It's no secret that aquariums have always been associated with helping their owners relas. But decade after decade, research keeps showing us there are deeper, more quantifiable benefits of woning an aquairum than just chilling out with your underwater friends.
1980s: In the early 80s, a study showed that gazing at aquarium fish reduces stress and, subsequently, lowers blood pressure.
1990s: A nationwide survey conducted by the American Pet Products Manufacturers Association revealed the many health benefits associated with the presence of aquariums in the workplace. The study indicated that it not only reduced stress, but also reduced blood pressure, and improved overall emotional and physical health.
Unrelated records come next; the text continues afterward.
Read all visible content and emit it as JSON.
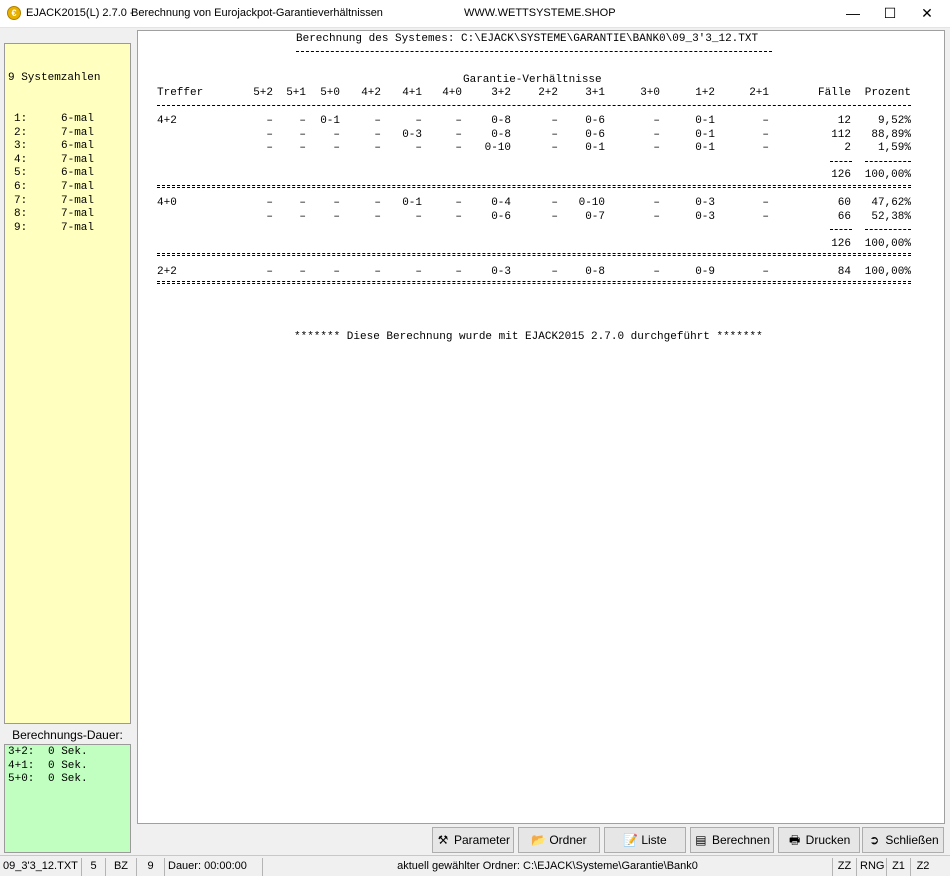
{
  "window": {
    "app_title": "EJACK2015(L) 2.7.0 -",
    "subtitle": "Berechnung von Eurojackpot-Garantieverhältnissen",
    "url": "WWW.WETTSYSTEME.SHOP",
    "app_icon": "€",
    "controls": {
      "minimize": "—",
      "maximize": "☐",
      "close": "✕"
    }
  },
  "left_panel": {
    "zahlen_header": "9 Systemzahlen",
    "zahlen": [
      {
        "num": "1:",
        "val": "6-mal"
      },
      {
        "num": "2:",
        "val": "7-mal"
      },
      {
        "num": "3:",
        "val": "6-mal"
      },
      {
        "num": "4:",
        "val": "7-mal"
      },
      {
        "num": "5:",
        "val": "6-mal"
      },
      {
        "num": "6:",
        "val": "7-mal"
      },
      {
        "num": "7:",
        "val": "7-mal"
      },
      {
        "num": "8:",
        "val": "7-mal"
      },
      {
        "num": "9:",
        "val": "7-mal"
      }
    ],
    "dauer_label": "Berechnungs-Dauer:",
    "dauer": [
      {
        "key": "3+2:",
        "val": "0 Sek."
      },
      {
        "key": "4+1:",
        "val": "0 Sek."
      },
      {
        "key": "5+0:",
        "val": "0 Sek."
      }
    ]
  },
  "report": {
    "header": "Berechnung des Systemes: C:\\EJACK\\SYSTEME\\GARANTIE\\BANK0\\09_3'3_12.TXT",
    "section_title": "Garantie-Verhältnisse",
    "columns": [
      "Treffer",
      "5+2",
      "5+1",
      "5+0",
      "4+2",
      "4+1",
      "4+0",
      "3+2",
      "2+2",
      "3+1",
      "3+0",
      "1+2",
      "2+1",
      "Fälle",
      "Prozent"
    ],
    "groups": [
      {
        "treffer": "4+2",
        "rows": [
          [
            "–",
            "–",
            "0-1",
            "–",
            "–",
            "–",
            "0-8",
            "–",
            "0-6",
            "–",
            "0-1",
            "–",
            "12",
            "9,52%"
          ],
          [
            "–",
            "–",
            "–",
            "–",
            "0-3",
            "–",
            "0-8",
            "–",
            "0-6",
            "–",
            "0-1",
            "–",
            "112",
            "88,89%"
          ],
          [
            "–",
            "–",
            "–",
            "–",
            "–",
            "–",
            "0-10",
            "–",
            "0-1",
            "–",
            "0-1",
            "–",
            "2",
            "1,59%"
          ]
        ],
        "sum_faelle": "126",
        "sum_prozent": "100,00%"
      },
      {
        "treffer": "4+0",
        "rows": [
          [
            "–",
            "–",
            "–",
            "–",
            "0-1",
            "–",
            "0-4",
            "–",
            "0-10",
            "–",
            "0-3",
            "–",
            "60",
            "47,62%"
          ],
          [
            "–",
            "–",
            "–",
            "–",
            "–",
            "–",
            "0-6",
            "–",
            "0-7",
            "–",
            "0-3",
            "–",
            "66",
            "52,38%"
          ]
        ],
        "sum_faelle": "126",
        "sum_prozent": "100,00%"
      },
      {
        "treffer": "2+2",
        "rows": [
          [
            "–",
            "–",
            "–",
            "–",
            "–",
            "–",
            "0-3",
            "–",
            "0-8",
            "–",
            "0-9",
            "–",
            "84",
            "100,00%"
          ]
        ]
      }
    ],
    "footer": "******* Diese Berechnung wurde mit EJACK2015 2.7.0 durchgeführt *******"
  },
  "buttons": [
    {
      "label": "Parameter",
      "icon": "⚒"
    },
    {
      "label": "Ordner",
      "icon": "📂"
    },
    {
      "label": "Liste",
      "icon": "📝"
    },
    {
      "label": "Berechnen",
      "icon": "▤"
    },
    {
      "label": "Drucken",
      "icon": "🖶"
    },
    {
      "label": "Schließen",
      "icon": "➲"
    }
  ],
  "statusbar": {
    "file": "09_3'3_12.TXT",
    "n1": "5",
    "bz": "BZ",
    "n2": "9",
    "dauer": "Dauer: 00:00:00",
    "folder": "aktuell gewählter Ordner: C:\\EJACK\\Systeme\\Garantie\\Bank0",
    "zz": "ZZ",
    "rng": "RNG",
    "z1": "Z1",
    "z2": "Z2"
  }
}
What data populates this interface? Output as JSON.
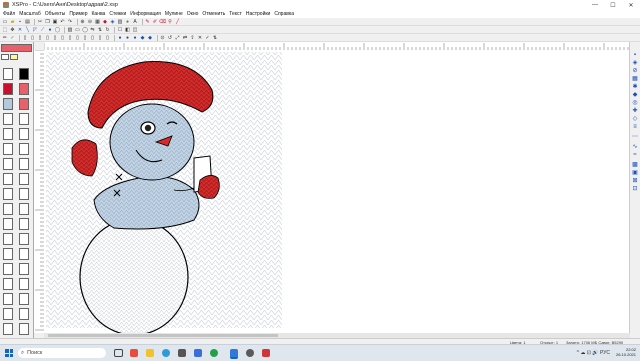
{
  "window": {
    "title": "XSPro - C:\\Users\\Аня\\Desktop\\здрав\\2.xsp",
    "minimize_glyph": "—",
    "maximize_glyph": "☐",
    "close_glyph": "✕"
  },
  "menu": {
    "items": [
      "Файл",
      "Масштаб",
      "Объекты",
      "Пример",
      "Канва",
      "Стежки",
      "Информация",
      "Мулине",
      "Окно",
      "Отменить",
      "Текст",
      "Настройки",
      "Справка"
    ]
  },
  "palette": {
    "swatch_colors": [
      "#ffffff",
      "#000000",
      "#c8102e",
      "#b4c8dc",
      "#e8606a"
    ]
  },
  "workspace": {
    "ruler_top_label": "1",
    "ruler_left_label": "10"
  },
  "status": {
    "left_text": "Цвета: 1",
    "middle_text": "Открыт: 1",
    "right_text": "Занято: 1706 МБ Сдвиг: B5290"
  },
  "taskbar": {
    "search_placeholder": "Поиск",
    "tray_icons": "^ ☁ ⊡ 🔊 РУС",
    "time": "22:02",
    "date": "26.10.2021"
  },
  "colors": {
    "hat_red": "#d42b2b",
    "body_blue": "#b8cde0",
    "accent_blue": "#1a4fb8",
    "taskbar_bg": "#dfe6ee"
  }
}
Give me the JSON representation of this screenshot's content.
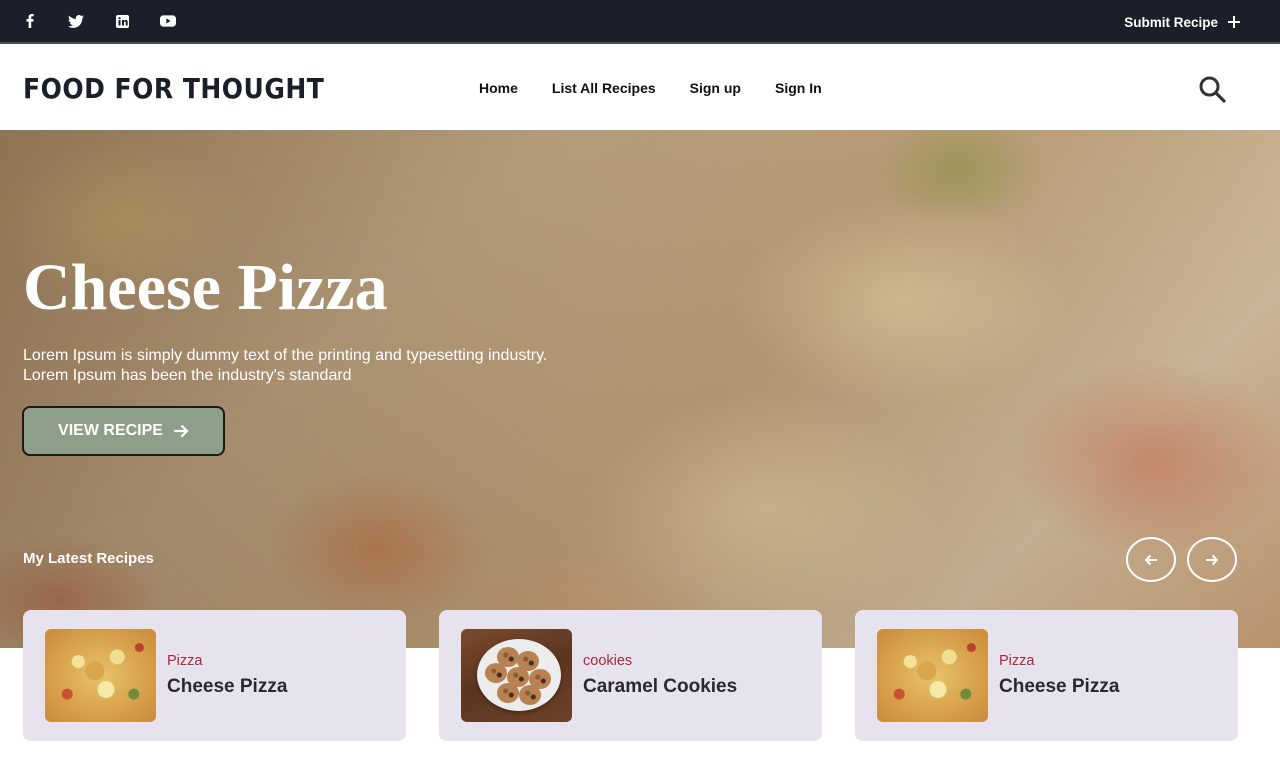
{
  "topbar": {
    "social_icons": [
      "facebook-icon",
      "twitter-icon",
      "linkedin-icon",
      "youtube-icon"
    ],
    "submit_label": "Submit Recipe"
  },
  "header": {
    "logo": "FOOD FOR THOUGHT",
    "nav": [
      "Home",
      "List All Recipes",
      "Sign up",
      "Sign In"
    ],
    "search_icon": "search-icon"
  },
  "hero": {
    "title": "Cheese Pizza",
    "description": "Lorem Ipsum is simply dummy text of the printing and typesetting industry. Lorem Ipsum has been the industry's standard",
    "button_label": "VIEW RECIPE",
    "latest_label": "My Latest Recipes"
  },
  "cards": [
    {
      "category": "Pizza",
      "title": "Cheese Pizza",
      "image": "pizza"
    },
    {
      "category": "cookies",
      "title": "Caramel Cookies",
      "image": "cookies"
    },
    {
      "category": "Pizza",
      "title": "Cheese Pizza",
      "image": "pizza"
    }
  ],
  "colors": {
    "topbar_bg": "#1b1f29",
    "button_bg": "#8e9e88",
    "card_bg": "#e6e3ee",
    "category_text": "#a52a3a"
  }
}
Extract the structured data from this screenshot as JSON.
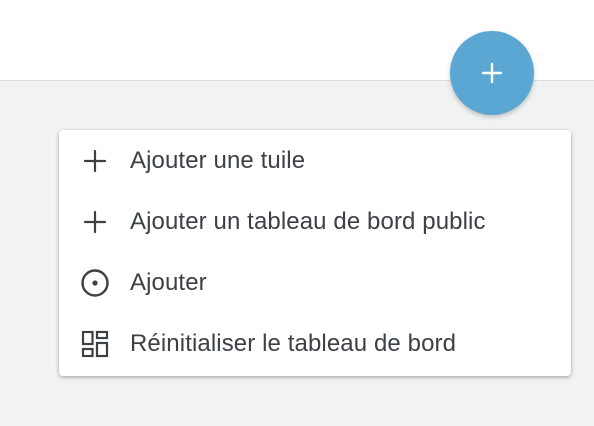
{
  "fab": {
    "icon": "plus-icon",
    "color": "#5ba7d4"
  },
  "menu": {
    "items": [
      {
        "label": "Ajouter une tuile",
        "icon": "plus-icon"
      },
      {
        "label": "Ajouter un tableau de bord public",
        "icon": "plus-icon"
      },
      {
        "label": "Ajouter",
        "icon": "circle-dot-icon"
      },
      {
        "label": "Réinitialiser le tableau de bord",
        "icon": "dashboard-layout-icon"
      }
    ]
  }
}
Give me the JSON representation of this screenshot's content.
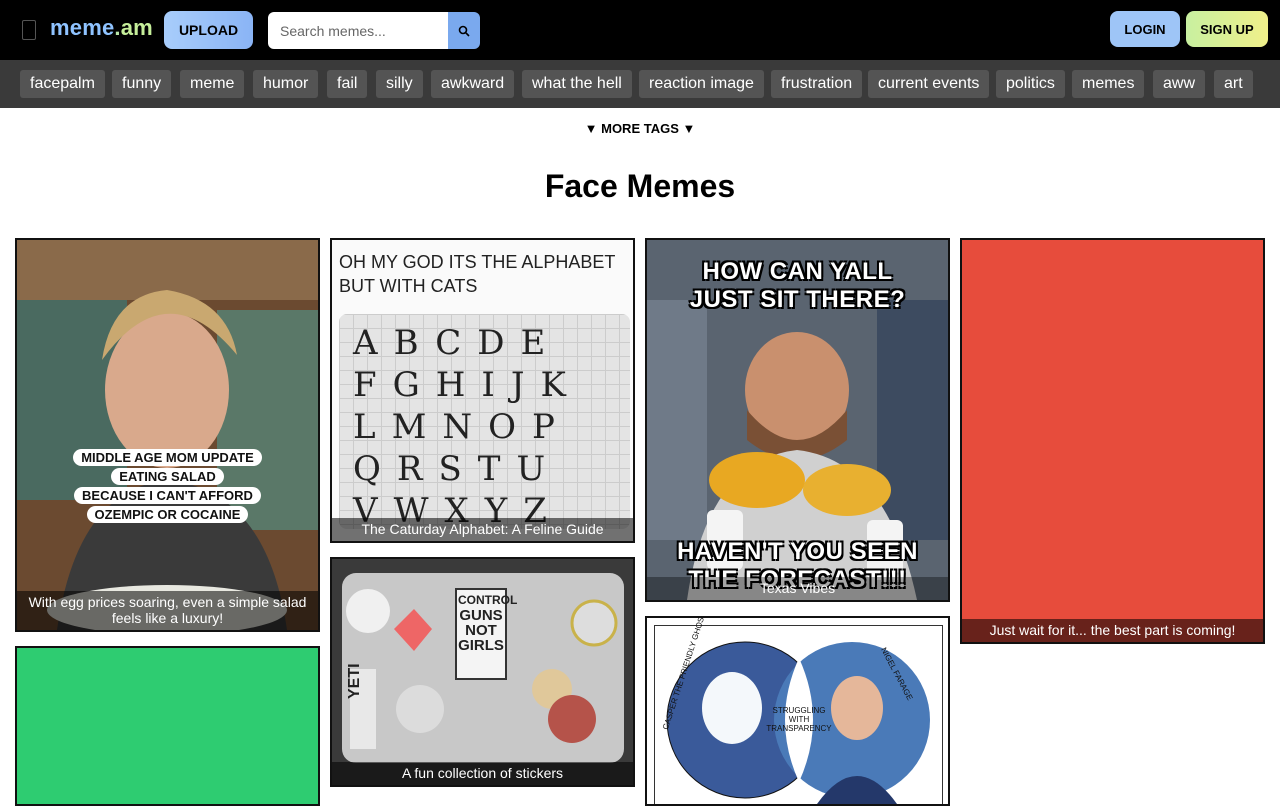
{
  "header": {
    "logo_main": "meme",
    "logo_dot": ".",
    "logo_tld": "am",
    "upload_label": "UPLOAD",
    "search_placeholder": "Search memes...",
    "login_label": "LOGIN",
    "signup_label": "SIGN UP"
  },
  "tags": [
    "facepalm",
    "funny",
    "meme",
    "humor",
    "fail",
    "silly",
    "awkward",
    "what the hell",
    "reaction image",
    "frustration",
    "current events",
    "politics",
    "memes",
    "aww",
    "art"
  ],
  "more_tags_label": "▼ MORE TAGS ▼",
  "page_title": "Face Memes",
  "cards": {
    "salad": {
      "caption": "With egg prices soaring, even a simple salad feels like a luxury!",
      "lines": [
        "MIDDLE AGE MOM UPDATE",
        "EATING SALAD",
        "BECAUSE I CAN'T AFFORD",
        "OZEMPIC OR COCAINE"
      ]
    },
    "alphabet": {
      "caption": "The Caturday Alphabet: A Feline Guide",
      "heading_line1": "OH MY GOD ITS THE ALPHABET",
      "heading_line2": "BUT WITH CATS",
      "letters": [
        "A",
        "B",
        "C",
        "D",
        "E",
        "F",
        "G",
        "H",
        "I",
        "J",
        "K",
        "L",
        "M",
        "N",
        "O",
        "P",
        "Q",
        "R",
        "S",
        "T",
        "U",
        "V",
        "W",
        "X",
        "Y",
        "Z"
      ]
    },
    "texas": {
      "caption": "Texas Vibes",
      "top_line1": "HOW CAN YALL",
      "top_line2": "JUST SIT THERE?",
      "bottom_line1": "HAVEN'T YOU SEEN",
      "bottom_line2": "THE FORECAST!!!"
    },
    "red": {
      "caption": "Just wait for it... the best part is coming!",
      "color": "#e74c3c"
    },
    "green": {
      "color": "#2ecc71"
    },
    "stickers": {
      "caption": "A fun collection of stickers",
      "sign_line1": "CONTROL",
      "sign_line2": "GUNS",
      "sign_line3": "NOT",
      "sign_line4": "GIRLS",
      "brand": "YETI"
    },
    "venn": {
      "left_label": "CASPER THE FRIENDLY GHOST",
      "right_label": "NIGEL FARAGE",
      "center_line1": "STRUGGLING",
      "center_line2": "WITH",
      "center_line3": "TRANSPARENCY"
    }
  }
}
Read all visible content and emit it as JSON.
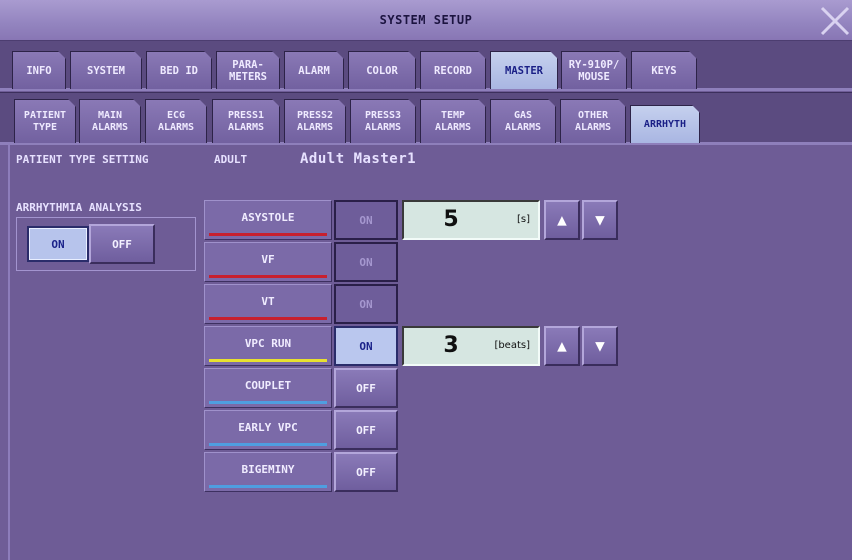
{
  "window": {
    "title": "SYSTEM SETUP"
  },
  "tabs_row1": [
    {
      "label": "INFO",
      "active": false
    },
    {
      "label": "SYSTEM",
      "active": false
    },
    {
      "label": "BED ID",
      "active": false
    },
    {
      "label": "PARA-\nMETERS",
      "active": false
    },
    {
      "label": "ALARM",
      "active": false
    },
    {
      "label": "COLOR",
      "active": false
    },
    {
      "label": "RECORD",
      "active": false
    },
    {
      "label": "MASTER",
      "active": true
    },
    {
      "label": "RY-910P/\nMOUSE",
      "active": false
    },
    {
      "label": "KEYS",
      "active": false
    }
  ],
  "tabs_row2": [
    {
      "label": "PATIENT\nTYPE",
      "active": false
    },
    {
      "label": "MAIN\nALARMS",
      "active": false
    },
    {
      "label": "ECG\nALARMS",
      "active": false
    },
    {
      "label": "PRESS1\nALARMS",
      "active": false
    },
    {
      "label": "PRESS2\nALARMS",
      "active": false
    },
    {
      "label": "PRESS3\nALARMS",
      "active": false
    },
    {
      "label": "TEMP\nALARMS",
      "active": false
    },
    {
      "label": "GAS\nALARMS",
      "active": false
    },
    {
      "label": "OTHER\nALARMS",
      "active": false
    },
    {
      "label": "ARRHYTH",
      "active": true
    }
  ],
  "patient_type": {
    "label": "PATIENT TYPE SETTING",
    "value": "ADULT",
    "master_name": "Adult Master1"
  },
  "arrhythmia_analysis": {
    "label": "ARRHYTHMIA ANALYSIS",
    "on_label": "ON",
    "off_label": "OFF",
    "selected": "ON"
  },
  "alarms": [
    {
      "name": "ASYSTOLE",
      "state": "ON",
      "state_style": "dim",
      "bar_color": "#c8202e",
      "value": "5",
      "unit": "[s]",
      "has_stepper": true
    },
    {
      "name": "VF",
      "state": "ON",
      "state_style": "dim",
      "bar_color": "#c8202e",
      "has_stepper": false
    },
    {
      "name": "VT",
      "state": "ON",
      "state_style": "dim",
      "bar_color": "#c8202e",
      "has_stepper": false
    },
    {
      "name": "VPC RUN",
      "state": "ON",
      "state_style": "bright",
      "bar_color": "#e8e030",
      "value": "3",
      "unit": "[beats]",
      "has_stepper": true
    },
    {
      "name": "COUPLET",
      "state": "OFF",
      "state_style": "off",
      "bar_color": "#4f9ee0",
      "has_stepper": false
    },
    {
      "name": "EARLY VPC",
      "state": "OFF",
      "state_style": "off",
      "bar_color": "#4f9ee0",
      "has_stepper": false
    },
    {
      "name": "BIGEMINY",
      "state": "OFF",
      "state_style": "off",
      "bar_color": "#4f9ee0",
      "has_stepper": false
    }
  ],
  "stepper": {
    "up_icon": "triangle-up-icon",
    "down_icon": "triangle-down-icon"
  },
  "colors": {
    "active_tab": "#b7c4ec",
    "active_text": "#1b238a",
    "value_box": "#d6e6e1"
  }
}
2000s: A 2009 Purdue study showed that Alzheimer’s patients exposed to aquariums ate more food, required fewer nutritional supplements and displayed less aggressive behaviors than patients exposed to two-dimensional paintings of seascapes or patients in a control group.
Additionally, aquariums in the classroom are known to reduce anxiety levels in students, and they’re a great tool for teaching kids the responsibilities of caring for a pet, along with some basic chemistry.
What’s more, fish tanks in hospital waiting rooms, doctor’s offices and dentist’s offices also provide a calming effect, while those in children’s wards have been known to help aid in recovery. Parents of autistic children or those with ADS have also experienced the calming effect that owning an aquarium has on their child.